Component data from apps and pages
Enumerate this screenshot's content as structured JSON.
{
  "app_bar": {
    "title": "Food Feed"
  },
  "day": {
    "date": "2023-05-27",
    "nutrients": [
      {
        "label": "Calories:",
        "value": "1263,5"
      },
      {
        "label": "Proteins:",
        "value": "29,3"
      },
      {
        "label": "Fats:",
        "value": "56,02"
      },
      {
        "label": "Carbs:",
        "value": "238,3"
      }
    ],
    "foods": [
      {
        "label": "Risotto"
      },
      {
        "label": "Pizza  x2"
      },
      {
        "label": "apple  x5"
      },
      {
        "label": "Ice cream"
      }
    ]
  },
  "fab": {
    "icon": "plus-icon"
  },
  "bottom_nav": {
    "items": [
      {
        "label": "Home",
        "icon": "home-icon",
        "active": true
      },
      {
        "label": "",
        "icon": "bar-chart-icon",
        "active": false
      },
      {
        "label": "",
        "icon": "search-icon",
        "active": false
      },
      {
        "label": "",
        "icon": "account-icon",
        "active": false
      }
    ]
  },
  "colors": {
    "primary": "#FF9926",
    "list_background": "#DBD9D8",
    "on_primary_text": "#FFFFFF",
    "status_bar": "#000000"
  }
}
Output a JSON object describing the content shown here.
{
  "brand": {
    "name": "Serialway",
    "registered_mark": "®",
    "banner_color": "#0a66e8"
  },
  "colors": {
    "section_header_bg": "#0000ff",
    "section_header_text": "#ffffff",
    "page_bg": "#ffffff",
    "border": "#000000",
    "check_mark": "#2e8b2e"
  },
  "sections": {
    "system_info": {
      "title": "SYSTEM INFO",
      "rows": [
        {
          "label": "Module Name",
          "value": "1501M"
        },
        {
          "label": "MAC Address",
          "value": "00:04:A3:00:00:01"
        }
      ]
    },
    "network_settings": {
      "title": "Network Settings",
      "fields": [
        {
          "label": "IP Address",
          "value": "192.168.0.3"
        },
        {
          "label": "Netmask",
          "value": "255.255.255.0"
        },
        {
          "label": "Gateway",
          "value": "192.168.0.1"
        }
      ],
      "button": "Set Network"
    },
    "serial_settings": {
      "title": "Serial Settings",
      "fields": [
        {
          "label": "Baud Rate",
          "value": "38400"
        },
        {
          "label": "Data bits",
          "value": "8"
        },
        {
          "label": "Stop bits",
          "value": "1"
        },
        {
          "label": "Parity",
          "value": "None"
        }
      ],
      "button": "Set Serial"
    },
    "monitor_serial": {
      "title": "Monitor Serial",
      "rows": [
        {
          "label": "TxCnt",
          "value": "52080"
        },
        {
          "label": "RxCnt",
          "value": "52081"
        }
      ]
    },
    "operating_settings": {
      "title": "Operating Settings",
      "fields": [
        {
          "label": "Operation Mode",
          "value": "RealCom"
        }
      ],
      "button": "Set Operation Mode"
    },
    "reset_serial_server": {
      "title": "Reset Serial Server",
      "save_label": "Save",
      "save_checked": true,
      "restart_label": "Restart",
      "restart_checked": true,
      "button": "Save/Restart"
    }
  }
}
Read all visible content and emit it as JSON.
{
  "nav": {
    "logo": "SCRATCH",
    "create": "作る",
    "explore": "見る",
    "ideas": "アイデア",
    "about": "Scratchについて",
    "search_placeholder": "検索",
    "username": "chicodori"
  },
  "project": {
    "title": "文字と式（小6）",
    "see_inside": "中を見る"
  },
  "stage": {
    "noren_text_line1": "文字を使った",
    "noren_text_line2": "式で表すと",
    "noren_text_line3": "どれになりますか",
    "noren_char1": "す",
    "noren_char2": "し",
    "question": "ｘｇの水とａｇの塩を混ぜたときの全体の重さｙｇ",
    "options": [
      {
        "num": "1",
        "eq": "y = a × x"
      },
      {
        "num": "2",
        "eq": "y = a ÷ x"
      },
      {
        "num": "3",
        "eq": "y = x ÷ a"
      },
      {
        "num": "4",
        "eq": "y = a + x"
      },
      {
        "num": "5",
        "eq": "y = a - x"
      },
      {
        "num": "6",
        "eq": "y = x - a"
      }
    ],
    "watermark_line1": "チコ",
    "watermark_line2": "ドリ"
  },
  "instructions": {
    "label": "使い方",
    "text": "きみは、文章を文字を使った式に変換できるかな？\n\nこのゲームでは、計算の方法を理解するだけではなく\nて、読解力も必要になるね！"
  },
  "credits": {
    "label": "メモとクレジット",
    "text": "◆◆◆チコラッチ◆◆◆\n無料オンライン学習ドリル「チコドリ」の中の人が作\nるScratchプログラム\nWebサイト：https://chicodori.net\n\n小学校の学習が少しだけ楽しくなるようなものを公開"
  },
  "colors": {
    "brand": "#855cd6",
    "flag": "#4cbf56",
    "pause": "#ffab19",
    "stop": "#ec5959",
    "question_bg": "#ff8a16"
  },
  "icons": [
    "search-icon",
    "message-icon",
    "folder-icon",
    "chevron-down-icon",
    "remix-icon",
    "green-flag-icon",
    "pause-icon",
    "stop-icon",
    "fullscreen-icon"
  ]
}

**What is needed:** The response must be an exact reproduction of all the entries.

**Finished task:**
Enumerate this screenshot's content as structured JSON.
{
  "app_bar": {
    "title": "Food Feed"
  },
  "day": {
    "date": "2023-05-27",
    "nutrients": [
      {
        "label": "Calories:",
        "value": "1263,5"
      },
      {
        "label": "Proteins:",
        "value": "29,3"
      },
      {
        "label": "Fats:",
        "value": "56,02"
      },
      {
        "label": "Carbs:",
        "value": "238,3"
      }
    ],
    "foods": [
      {
        "label": "Risotto"
      },
      {
        "label": "Pizza  x2"
      },
      {
        "label": "apple  x5"
      },
      {
        "label": "Ice cream"
      }
    ]
  },
  "fab": {
    "icon": "plus-icon"
  },
  "bottom_nav": {
    "items": [
      {
        "label": "Home",
        "icon": "home-icon",
        "active": true
      },
      {
        "label": "",
        "icon": "bar-chart-icon",
        "active": false
      },
      {
        "label": "",
        "icon": "search-icon",
        "active": false
      },
      {
        "label": "",
        "icon": "account-icon",
        "active": false
      }
    ]
  },
  "colors": {
    "primary": "#FF9926",
    "list_background": "#DBD9D8",
    "on_primary_text": "#FFFFFF",
    "status_bar": "#000000"
  }
}
Output a JSON object describing the content shown here.
{
  "brand": {
    "name": "Serialway",
    "registered_mark": "®",
    "banner_color": "#0a66e8"
  },
  "colors": {
    "section_header_bg": "#0000ff",
    "section_header_text": "#ffffff",
    "page_bg": "#ffffff",
    "border": "#000000",
    "check_mark": "#2e8b2e"
  },
  "sections": {
    "system_info": {
      "title": "SYSTEM INFO",
      "rows": [
        {
          "label": "Module Name",
          "value": "1501M"
        },
        {
          "label": "MAC Address",
          "value": "00:04:A3:00:00:01"
        }
      ]
    },
    "network_settings": {
      "title": "Network Settings",
      "fields": [
        {
          "label": "IP Address",
          "value": "192.168.0.3"
        },
        {
          "label": "Netmask",
          "value": "255.255.255.0"
        },
        {
          "label": "Gateway",
          "value": "192.168.0.1"
        }
      ],
      "button": "Set Network"
    },
    "serial_settings": {
      "title": "Serial Settings",
      "fields": [
        {
          "label": "Baud Rate",
          "value": "38400"
        },
        {
          "label": "Data bits",
          "value": "8"
        },
        {
          "label": "Stop bits",
          "value": "1"
        },
        {
          "label": "Parity",
          "value": "None"
        }
      ],
      "button": "Set Serial"
    },
    "monitor_serial": {
      "title": "Monitor Serial",
      "rows": [
        {
          "label": "TxCnt",
          "value": "52080"
        },
        {
          "label": "RxCnt",
          "value": "52081"
        }
      ]
    },
    "operating_settings": {
      "title": "Operating Settings",
      "fields": [
        {
          "label": "Operation Mode",
          "value": "RealCom"
        }
      ],
      "button": "Set Operation Mode"
    },
    "reset_serial_server": {
      "title": "Reset Serial Server",
      "save_label": "Save",
      "save_checked": true,
      "restart_label": "Restart",
      "restart_checked": true,
      "button": "Save/Restart"
    }
  }
}
Read all visible content and emit it as JSON.
{
  "nav": {
    "logo": "SCRATCH",
    "create": "作る",
    "explore": "見る",
    "ideas": "アイデア",
    "about": "Scratchについて",
    "search_placeholder": "検索",
    "username": "chicodori"
  },
  "project": {
    "title": "文字と式（小6）",
    "see_inside": "中を見る"
  },
  "stage": {
    "noren_text_line1": "文字を使った",
    "noren_text_line2": "式で表すと",
    "noren_text_line3": "どれになりますか",
    "noren_char1": "す",
    "noren_char2": "し",
    "question": "ｘｇの水とａｇの塩を混ぜたときの全体の重さｙｇ",
    "options": [
      {
        "num": "1",
        "eq": "y = a × x"
      },
      {
        "num": "2",
        "eq": "y = a ÷ x"
      },
      {
        "num": "3",
        "eq": "y = x ÷ a"
      },
      {
        "num": "4",
        "eq": "y = a + x"
      },
      {
        "num": "5",
        "eq": "y = a - x"
      },
      {
        "num": "6",
        "eq": "y = x - a"
      }
    ],
    "watermark_line1": "チコ",
    "watermark_line2": "ドリ"
  },
  "instructions": {
    "label": "使い方",
    "text": "きみは、文章を文字を使った式に変換できるかな？\n\nこのゲームでは、計算の方法を理解するだけではなく\nて、読解力も必要になるね！"
  },
  "credits": {
    "label": "メモとクレジット",
    "text": "◆◆◆チコラッチ◆◆◆\n無料オンライン学習ドリル「チコドリ」の中の人が作\nるScratchプログラム\nWebサイト：https://chicodori.net\n\n小学校の学習が少しだけ楽しくなるようなものを公開"
  },
  "colors": {
    "brand": "#855cd6",
    "flag": "#4cbf56",
    "pause": "#ffab19",
    "stop": "#ec5959",
    "question_bg": "#ff8a16"
  },
  "icons": [
    "search-icon",
    "message-icon",
    "folder-icon",
    "chevron-down-icon",
    "remix-icon",
    "green-flag-icon",
    "pause-icon",
    "stop-icon",
    "fullscreen-icon"
  ]
}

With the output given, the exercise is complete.